Power Equipment Australasia

XXXX OPINION What is going on with energy prices? I am going to ask you to look at your energy bills. I know that trying to understand your 14-year-old’s social media account is less stressful than analysing energy usage, but that is what you need to do. The energy costs we need to review include fuel cost for vehicles and your electricity bill. Maybe you also have a gas bill and other energy sources. Fuel prices are the costs we notice most often. Watching fuel price boards along the road is a national pastime so let’s start with fuel. Energy Australia has calculated the average price of petrol at the beginning of COVID in 2020 was $1.39. Diesel was $1.45. By December 2022, petrol had risen by 32 per cent to $1.84; worse still for business are diesel prices which rose 53 per cent to $2.22 per litre. Why? Everyone has a theory, and we have had far too many studies and Royal Commissions into fuel pricing, more than any other industry. Let us start at the start. The foundation of Western economies and the major driver of our increased wealth since WWII has been globalization. That means we treat the world as one big market. We allow companies to buy and sell products at world market prices, avoid trade restrictions and minimize import duties that only ever slow down trade. As a result, what we pay retail reflects world prices. Australia imports over 90 per cent of our fuel. When the price of crude oil goes up it is because, for example, the Saudis announce they are reducing production. The supply/demand trade-off pushes prices up in the world market, and in turn at our fuel pump. Diesel prices have risen much more than petrol mostly because we are buying a lot more diesel. In 2020, Australia was buying about the same amount of petrol and diesel, around 1,500 million litres per month. By 2022, petrol sales had dropped slightly to 1,400m litres/month but diesel had steadily grown over $2,500m litres/month. As the demand for diesel keeps growing so will the relative prices. I can’t see that trend changing in the next few years. High diesel prices are here to stay. The world price has also taken us for a ride and that’s what has pushed Australia over the edge into an energy crisis. To get a handle on this we need to understand that all energy prices are linked. Oil is the probably the starting point, as its price is managed by OPEC. Gas prices follow and so in the end does coal. To put this into practice, here is just one scenario.
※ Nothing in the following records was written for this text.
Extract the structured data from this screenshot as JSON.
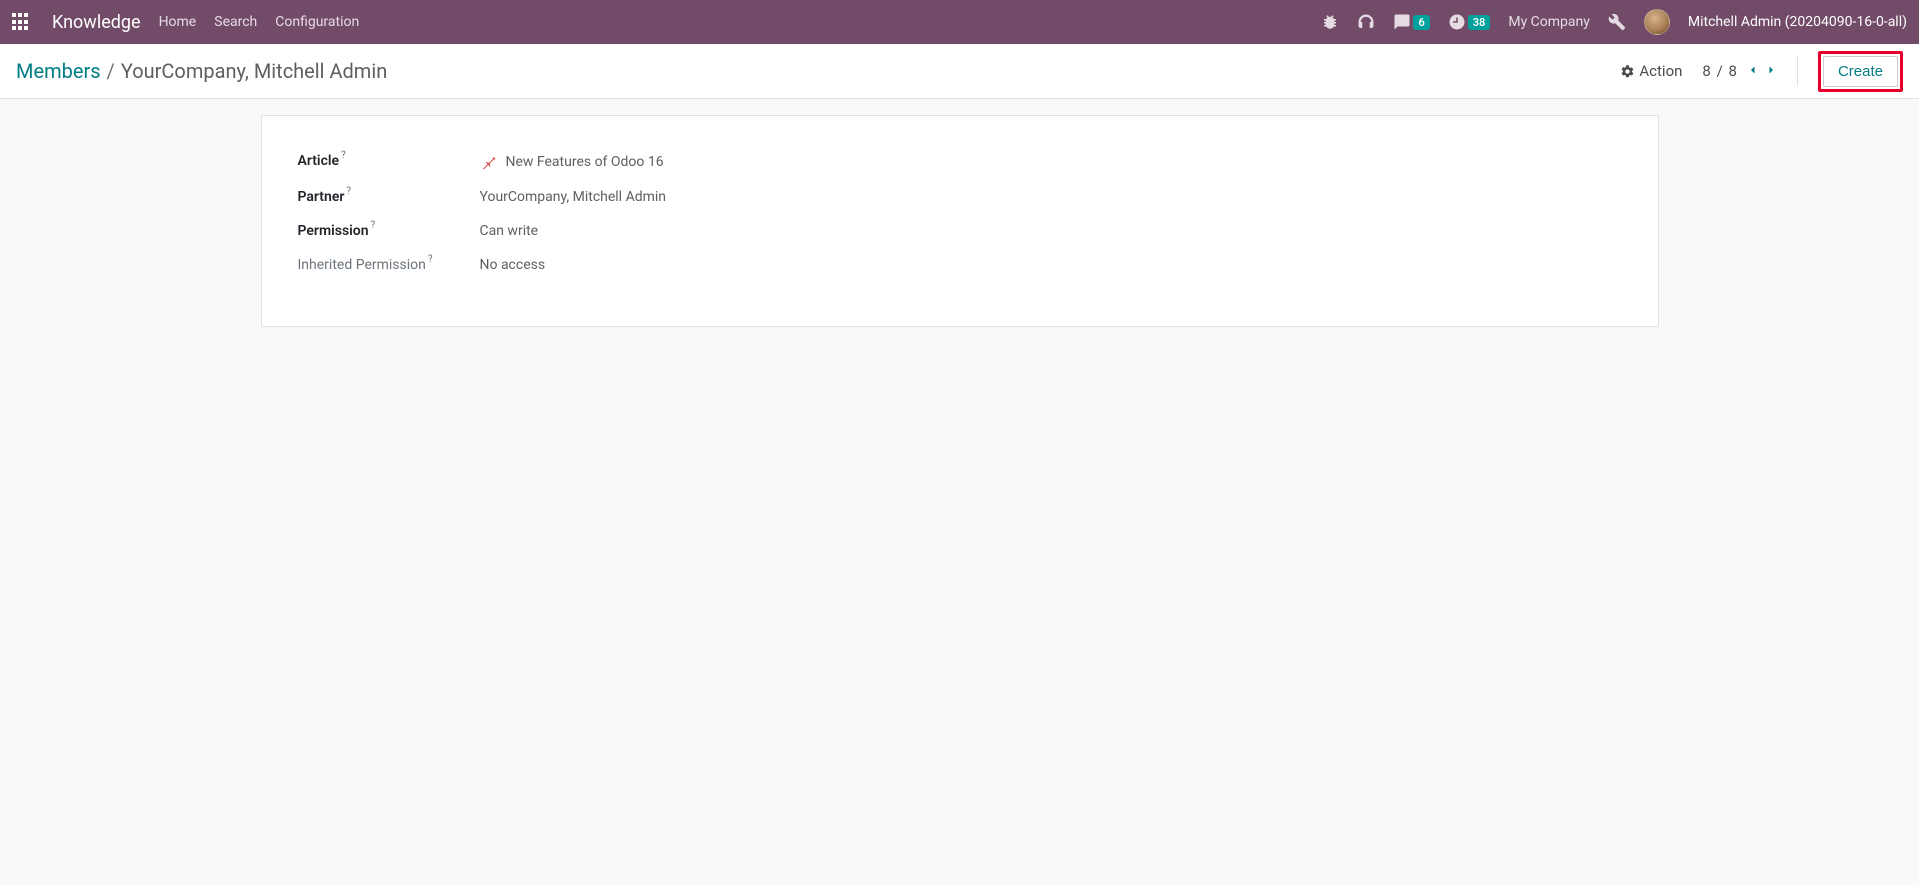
{
  "navbar": {
    "brand": "Knowledge",
    "links": [
      "Home",
      "Search",
      "Configuration"
    ],
    "messages_count": "6",
    "activities_count": "38",
    "company": "My Company",
    "user": "Mitchell Admin (20204090-16-0-all)"
  },
  "control_panel": {
    "breadcrumb_root": "Members",
    "breadcrumb_current": "YourCompany, Mitchell Admin",
    "action_label": "Action",
    "pager_current": "8",
    "pager_total": "8",
    "pager_sep": "/",
    "create_label": "Create"
  },
  "form": {
    "fields": [
      {
        "label": "Article",
        "muted_label": false,
        "has_help": true,
        "icon": "pushpin",
        "value": "New Features of Odoo 16",
        "muted_value": false
      },
      {
        "label": "Partner",
        "muted_label": false,
        "has_help": true,
        "icon": null,
        "value": "YourCompany, Mitchell Admin",
        "muted_value": false
      },
      {
        "label": "Permission",
        "muted_label": false,
        "has_help": true,
        "icon": null,
        "value": "Can write",
        "muted_value": true
      },
      {
        "label": "Inherited Permission",
        "muted_label": true,
        "has_help": true,
        "icon": null,
        "value": "No access",
        "muted_value": false
      }
    ]
  }
}
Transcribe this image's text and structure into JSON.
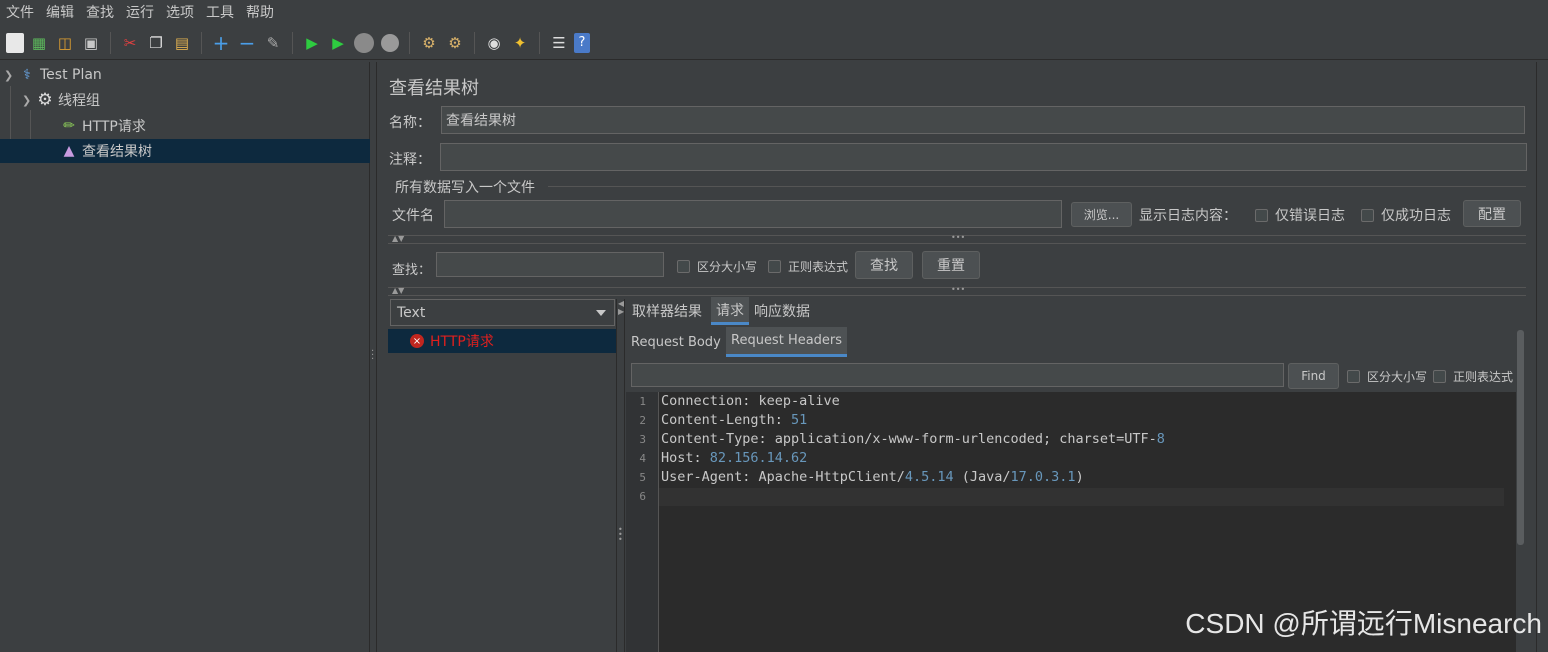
{
  "menu": [
    "文件",
    "编辑",
    "查找",
    "运行",
    "选项",
    "工具",
    "帮助"
  ],
  "toolbar_icons": [
    "new-icon",
    "templates-icon",
    "open-icon",
    "save-icon",
    "cut-icon",
    "copy-icon",
    "paste-icon",
    "expand-icon",
    "collapse-icon",
    "toggle-icon",
    "start-icon",
    "start-no-pause-icon",
    "stop-icon",
    "shutdown-icon",
    "clear-icon",
    "clear-all-icon",
    "search-icon",
    "reset-search-icon",
    "function-helper-icon",
    "help-icon"
  ],
  "tree": {
    "items": [
      {
        "label": "Test Plan",
        "icon": "flask-icon"
      },
      {
        "label": "线程组",
        "icon": "gear-icon"
      },
      {
        "label": "HTTP请求",
        "icon": "pipette-icon"
      },
      {
        "label": "查看结果树",
        "icon": "graph-icon"
      }
    ]
  },
  "panel": {
    "title": "查看结果树",
    "name_label": "名称：",
    "name_value": "查看结果树",
    "comment_label": "注释：",
    "comment_value": "",
    "file_group_title": "所有数据写入一个文件",
    "filename_label": "文件名",
    "filename_value": "",
    "browse_button": "浏览...",
    "log_label": "显示日志内容：",
    "errors_only": "仅错误日志",
    "success_only": "仅成功日志",
    "config_button": "配置",
    "search_label": "查找：",
    "search_value": "",
    "case_sensitive": "区分大小写",
    "regex": "正则表达式",
    "find_button": "查找",
    "reset_button": "重置"
  },
  "results": {
    "renderer": "Text",
    "items": [
      "HTTP请求"
    ]
  },
  "tabs": {
    "main": [
      "取样器结果",
      "请求",
      "响应数据"
    ],
    "active_main": "请求",
    "sub": [
      "Request Body",
      "Request Headers"
    ],
    "active_sub": "Request Headers"
  },
  "editor_search": {
    "value": "",
    "find_button": "Find",
    "case_sensitive": "区分大小写",
    "regex": "正则表达式"
  },
  "editor": {
    "line_numbers": [
      "1",
      "2",
      "3",
      "4",
      "5",
      "6"
    ],
    "lines": [
      "Connection: keep-alive",
      "Content-Length: 51",
      "Content-Type: application/x-www-form-urlencoded; charset=UTF-8",
      "Host: 82.156.14.62",
      "User-Agent: Apache-HttpClient/4.5.14 (Java/17.0.3.1)",
      ""
    ]
  },
  "watermark": "CSDN @所谓远行Misnearch"
}
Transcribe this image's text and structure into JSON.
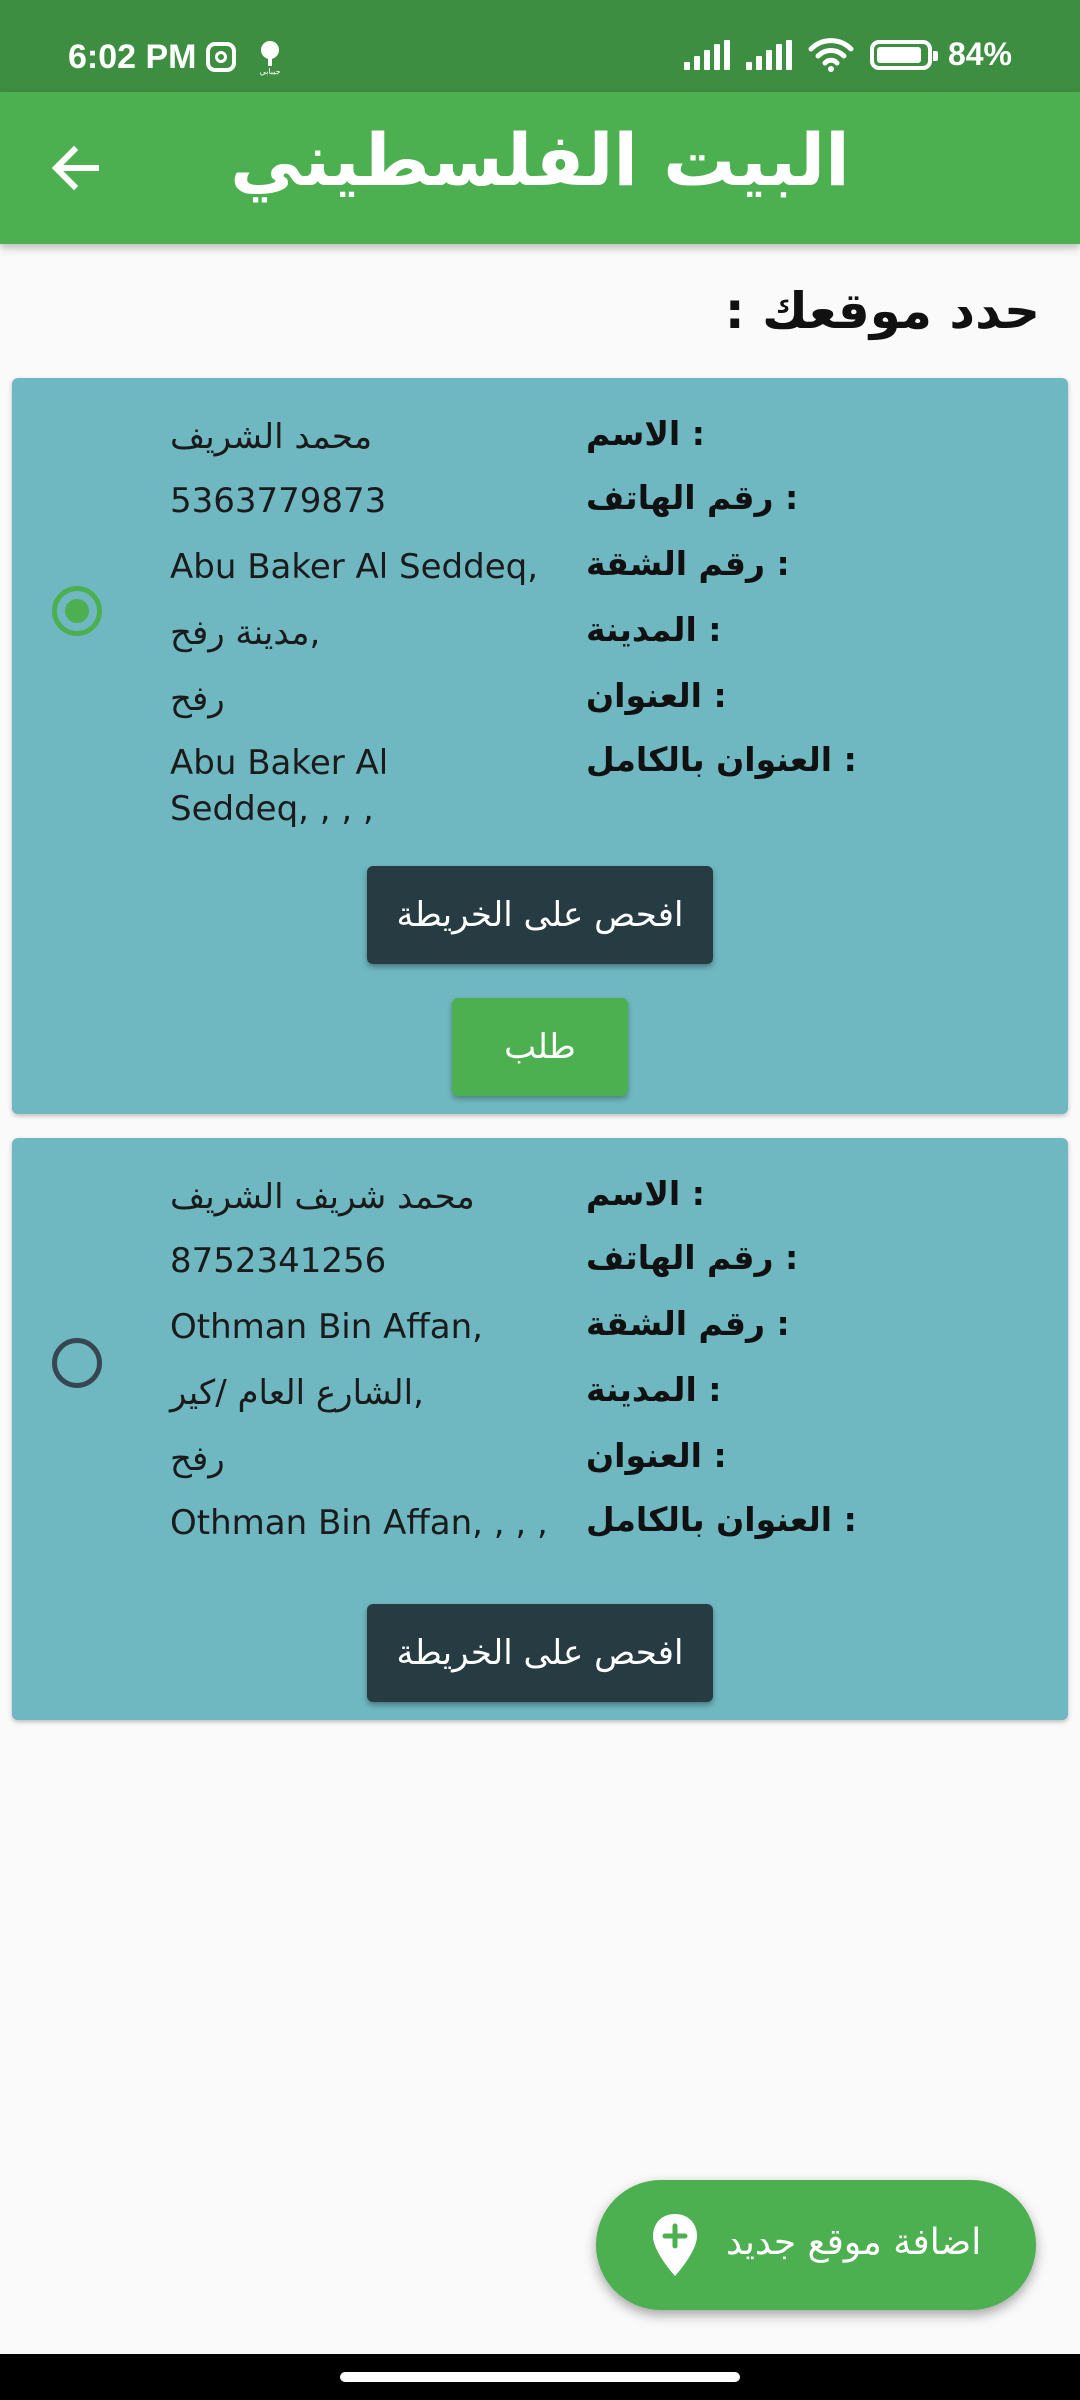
{
  "status_bar": {
    "time": "6:02 PM",
    "battery_text": "84%",
    "battery_level": 84,
    "app_badge_text": "جيبابي",
    "icons": [
      "instagram-icon",
      "app-notification-icon",
      "signal-icon",
      "signal-icon",
      "wifi-icon",
      "battery-icon"
    ]
  },
  "app_bar": {
    "title": "البيت الفلسطيني",
    "back_icon": "arrow-left-icon"
  },
  "section": {
    "title": "حدد موقعك :"
  },
  "labels": {
    "name": "الاسم :",
    "phone": "رقم الهاتف :",
    "apartment": "رقم الشقة :",
    "city": "المدينة :",
    "address": "العنوان :",
    "full_address": "العنوان بالكامل :"
  },
  "addresses": [
    {
      "selected": true,
      "name": "محمد الشريف",
      "phone": "5363779873",
      "apartment": "Abu Baker Al Seddeq,",
      "city": "مدينة رفح,",
      "address": "رفح",
      "full_address": "Abu Baker Al Seddeq,  , ,  ,",
      "map_button": "افحص على الخريطة",
      "order_button": "طلب"
    },
    {
      "selected": false,
      "name": "محمد شريف الشريف",
      "phone": "8752341256",
      "apartment": "Othman Bin Affan,",
      "city": "الشارع العام /كير,",
      "address": "رفح",
      "full_address": "Othman Bin Affan,  , ,  ,",
      "map_button": "افحص على الخريطة"
    }
  ],
  "fab": {
    "label": "اضافة موقع جديد",
    "icon": "add-location-icon"
  },
  "colors": {
    "status_bar": "#3e8e41",
    "app_bar": "#4caf50",
    "card": "#6fb8c2",
    "map_button": "#263c42",
    "accent": "#4caf50"
  }
}
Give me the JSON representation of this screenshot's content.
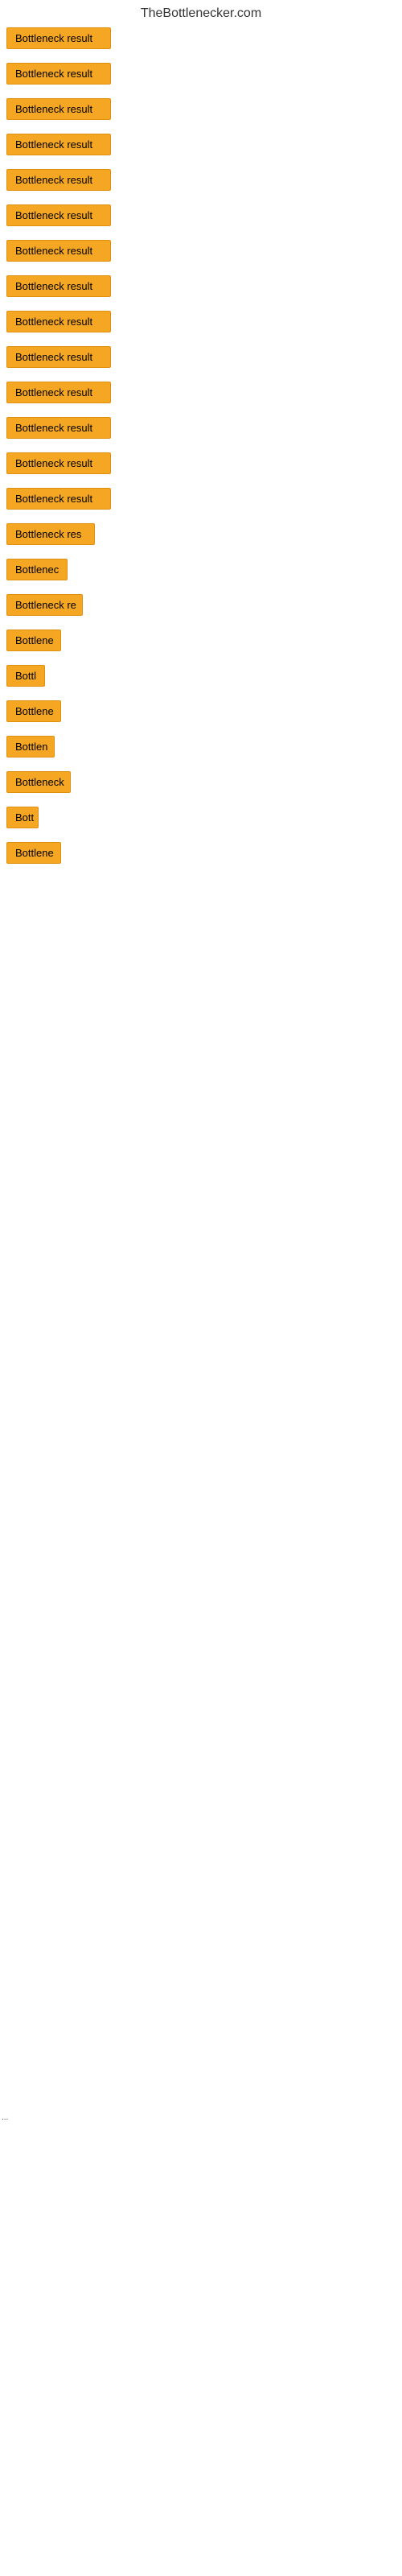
{
  "site": {
    "title": "TheBottlenecker.com"
  },
  "items": [
    {
      "label": "Bottleneck result",
      "width": 130
    },
    {
      "label": "Bottleneck result",
      "width": 130
    },
    {
      "label": "Bottleneck result",
      "width": 130
    },
    {
      "label": "Bottleneck result",
      "width": 130
    },
    {
      "label": "Bottleneck result",
      "width": 130
    },
    {
      "label": "Bottleneck result",
      "width": 130
    },
    {
      "label": "Bottleneck result",
      "width": 130
    },
    {
      "label": "Bottleneck result",
      "width": 130
    },
    {
      "label": "Bottleneck result",
      "width": 130
    },
    {
      "label": "Bottleneck result",
      "width": 130
    },
    {
      "label": "Bottleneck result",
      "width": 130
    },
    {
      "label": "Bottleneck result",
      "width": 130
    },
    {
      "label": "Bottleneck result",
      "width": 130
    },
    {
      "label": "Bottleneck result",
      "width": 130
    },
    {
      "label": "Bottleneck res",
      "width": 110
    },
    {
      "label": "Bottlenec",
      "width": 76
    },
    {
      "label": "Bottleneck re",
      "width": 95
    },
    {
      "label": "Bottlene",
      "width": 68
    },
    {
      "label": "Bottl",
      "width": 48
    },
    {
      "label": "Bottlene",
      "width": 68
    },
    {
      "label": "Bottlen",
      "width": 60
    },
    {
      "label": "Bottleneck",
      "width": 80
    },
    {
      "label": "Bott",
      "width": 40
    },
    {
      "label": "Bottlene",
      "width": 68
    }
  ],
  "dot": {
    "text": "..."
  }
}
Germany imports most of its energy and gets half of its gas supplies from I am going to ask you to do something you never do. In preparation, open your bottom drawer and take out that packet of ‘Brave’ pills. Take one now and keep the packet handy. 18 | POWER EQUIPMENT AUSTRALASIA | MARCH - APRIL 2023